──────── Dataset excerpts ────────

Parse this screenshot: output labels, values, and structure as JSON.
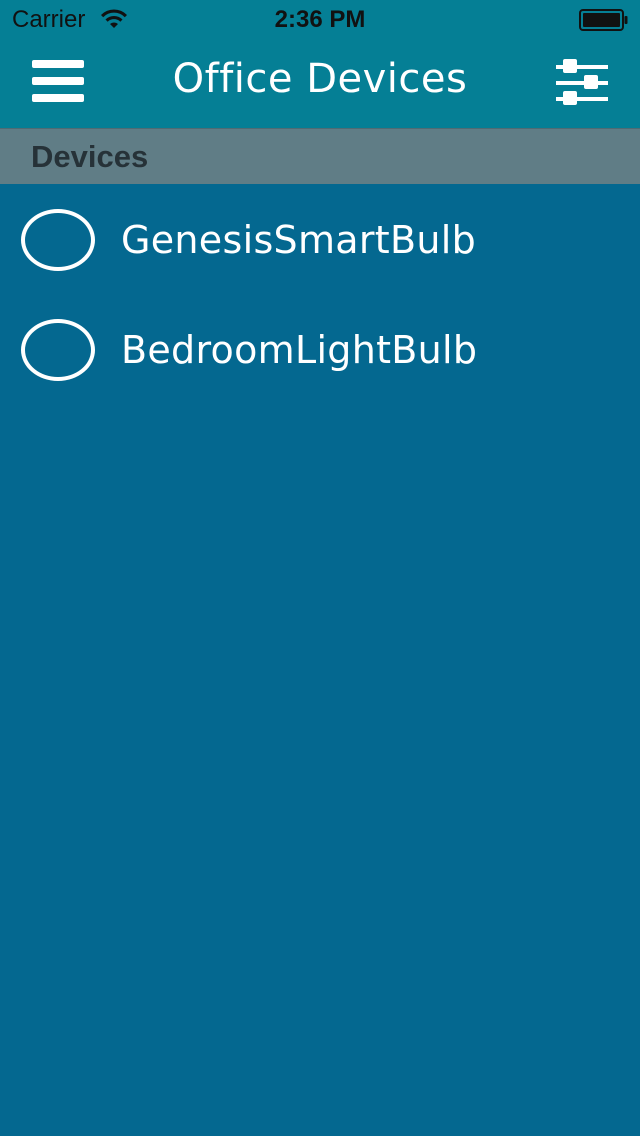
{
  "status_bar": {
    "carrier": "Carrier",
    "time": "2:36 PM",
    "wifi_icon": "wifi-icon",
    "battery_icon": "battery-icon"
  },
  "nav": {
    "title": "Office Devices",
    "menu_icon": "hamburger-menu-icon",
    "filter_icon": "sliders-icon"
  },
  "section": {
    "label": "Devices"
  },
  "devices": [
    {
      "name": "GenesisSmartBulb",
      "selected": false
    },
    {
      "name": "BedroomLightBulb",
      "selected": false
    }
  ],
  "colors": {
    "nav_background": "#057F95",
    "section_background": "#607D86",
    "list_background": "#046890",
    "text_light": "#FFFFFF",
    "text_dark": "#263238"
  }
}
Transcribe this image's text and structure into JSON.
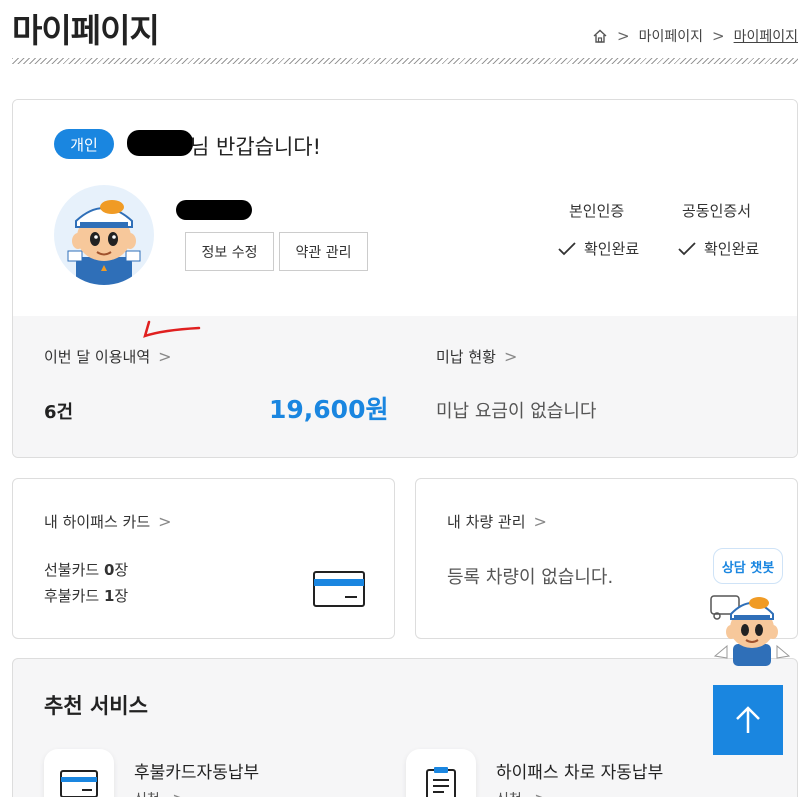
{
  "header": {
    "title": "마이페이지",
    "breadcrumb": [
      "마이페이지",
      "마이페이지"
    ]
  },
  "profile": {
    "badge": "개인",
    "greeting": "님 반갑습니다!",
    "buttons": {
      "edit": "정보 수정",
      "terms": "약관 관리"
    },
    "auth": [
      {
        "label": "본인인증",
        "status": "확인완료"
      },
      {
        "label": "공동인증서",
        "status": "확인완료"
      }
    ]
  },
  "usage": {
    "link": "이번 달 이용내역",
    "count": "6건",
    "amount": "19,600원"
  },
  "unpaid": {
    "link": "미납 현황",
    "message": "미납 요금이 없습니다"
  },
  "hipass": {
    "link": "내 하이패스 카드",
    "prepaid_label": "선불카드 ",
    "prepaid_count": "0",
    "prepaid_unit": "장",
    "postpaid_label": "후불카드 ",
    "postpaid_count": "1",
    "postpaid_unit": "장"
  },
  "vehicle": {
    "link": "내 차량 관리",
    "message": "등록 차량이 없습니다."
  },
  "recommend": {
    "title": "추천 서비스",
    "items": [
      {
        "name": "후불카드자동납부",
        "action": "신청"
      },
      {
        "name": "하이패스 차로 자동납부",
        "action": "신청"
      }
    ]
  },
  "chatbot": {
    "label": "상담 챗봇"
  },
  "colors": {
    "accent": "#1a86e0",
    "panel": "#f6f6f7"
  }
}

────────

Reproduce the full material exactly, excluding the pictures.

Parse this screenshot: output labels, values, and structure as JSON.
{
  "status_bar": {
    "carrier": "Carrier",
    "time": "2:36 PM",
    "wifi_icon": "wifi-icon",
    "battery_icon": "battery-icon"
  },
  "nav": {
    "title": "Office Devices",
    "menu_icon": "hamburger-menu-icon",
    "filter_icon": "sliders-icon"
  },
  "section": {
    "label": "Devices"
  },
  "devices": [
    {
      "name": "GenesisSmartBulb",
      "selected": false
    },
    {
      "name": "BedroomLightBulb",
      "selected": false
    }
  ],
  "colors": {
    "nav_background": "#057F95",
    "section_background": "#607D86",
    "list_background": "#046890",
    "text_light": "#FFFFFF",
    "text_dark": "#263238"
  }
}
Transcribe this image's text and structure into JSON.
{
  "header": {
    "title": "마이페이지",
    "breadcrumb": [
      "마이페이지",
      "마이페이지"
    ]
  },
  "profile": {
    "badge": "개인",
    "greeting": "님 반갑습니다!",
    "buttons": {
      "edit": "정보 수정",
      "terms": "약관 관리"
    },
    "auth": [
      {
        "label": "본인인증",
        "status": "확인완료"
      },
      {
        "label": "공동인증서",
        "status": "확인완료"
      }
    ]
  },
  "usage": {
    "link": "이번 달 이용내역",
    "count": "6건",
    "amount": "19,600원"
  },
  "unpaid": {
    "link": "미납 현황",
    "message": "미납 요금이 없습니다"
  },
  "hipass": {
    "link": "내 하이패스 카드",
    "prepaid_label": "선불카드 ",
    "prepaid_count": "0",
    "prepaid_unit": "장",
    "postpaid_label": "후불카드 ",
    "postpaid_count": "1",
    "postpaid_unit": "장"
  },
  "vehicle": {
    "link": "내 차량 관리",
    "message": "등록 차량이 없습니다."
  },
  "recommend": {
    "title": "추천 서비스",
    "items": [
      {
        "name": "후불카드자동납부",
        "action": "신청"
      },
      {
        "name": "하이패스 차로 자동납부",
        "action": "신청"
      }
    ]
  },
  "chatbot": {
    "label": "상담 챗봇"
  },
  "colors": {
    "accent": "#1a86e0",
    "panel": "#f6f6f7"
  }
}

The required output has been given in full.